2. Birds of Prey and the Fantabulous Emancipation of One Harley Quinn. I realize they changed the name for the home video release, but if I have to call Edge of Tomorrow by its lousy assigned name rather than the clever tagline from its trailer, then I’m not calling this Harley Quinn: Birds of Prey, either. Its self-inflicted marketing wounds aside, DC’s desperate wish to make their own self-aware anarchic romp like Deadpool was among their film division’s better ideas to date. I’m still stodgy on the idea of stuffing F-bomb pellets in the cheeks of all-ages Big Two characters, but past the bawdy and the bloody, Harley’s escapades among Gotham’s warring factions and its new wave of (anti)heroes are brash and bouncy and boisterous and far less compromised a platform for launching her than Suicide Squad was.

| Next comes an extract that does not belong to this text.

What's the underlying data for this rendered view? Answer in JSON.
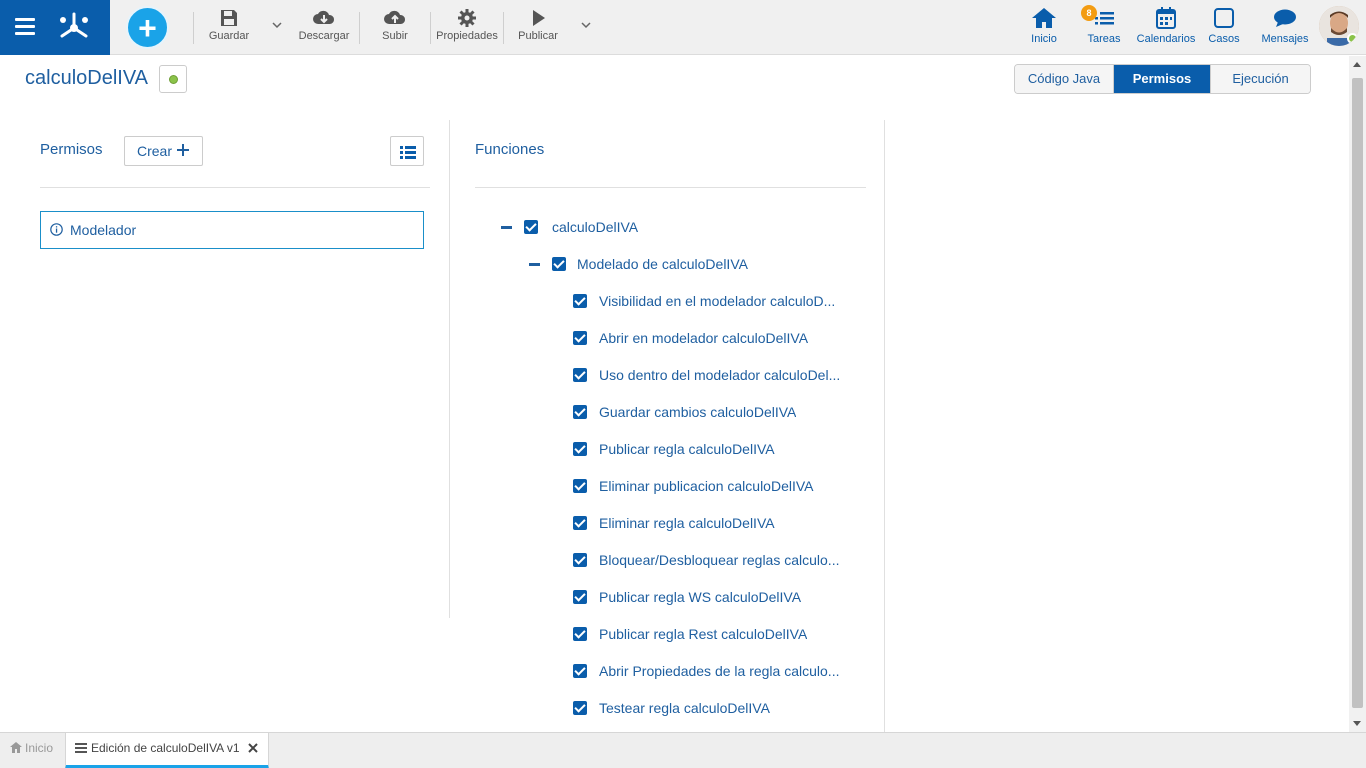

3. Onward. “That was in 2020?” asked my son the other day when I brought up Pixar’s last theatrical joint, and the last film we saw before the lockdowns began. Yes, it was a mere ten months ago but feels like eighty-four years since that time we watched scrappy youngster Tom Holland and former star Chris Pratt drive around in a super awesome ’70s-painted van on a road-trip fantasy quest with their dad’s walking groin. Their mostly harmless capering encourages viewers to lower their expectations for these affairs, an okay reminder that not every fantasy setting needs to be a $300 million Peter Jackson event spectacle and not every Pixar film needs to be an emotionally devastating, award-hoarding Toy Story sequel chasing that gleaming 100% notch on the Tomatometer.
4. Tenet. How topsy-turvy is it when you can declare without irony that Christopher Nolan directed the Year’s Worst Film if you reduce the sampling pool this drastically? He’s more than welcome to write a 100,000-word treatise on why it was actually a good thing to write a screenplay that’s 95% convoluted fake science exposition, then take every possible step as a director to render it incomprehensible on the first, most expensive viewing. If a film is designed to “get better every time you see it”, that means the first showing will be your worst experience with it. I didn’t go to the trouble of devising my very own four-step method for safely going to theaters during a pandemic, which meant waiting three weeks and paying rather extra for a deserted Dolby Cinema evening showing, just to experience a new Nolan film at its absolute worst.
I mean, Armageddon may have been one of the loudest, most chaotic blockbuster flicks ever, but at least the audience could tell what the heck was going on, judge it impartially ludicrous, and laugh at the correct moments of unintentional awfulness instead of Wiki’ing them later. I can confirm from personal experience Tenet on a Redbox Blu-ray is not the same experience. It’s smaller and there are subtitles and it turns our first try into basically a 2½-hour spoiler-filled trailer for it, but it was a less frustrating evening, a buck-fifty well spent. Even less than that, actually — I had a Redbox discount offer. And I didn’t have to watch it with a mask on in a room whose thermostat seemed cranked up much higher than it used to be and without the distracting background roar of an expensive air filtration system.
…and that was my 2020 at the movies. Shortest annual list ever. Now if we’re talking about the 2020 films I caught at home, for once that’s a longer list. Much longer.
To be continued!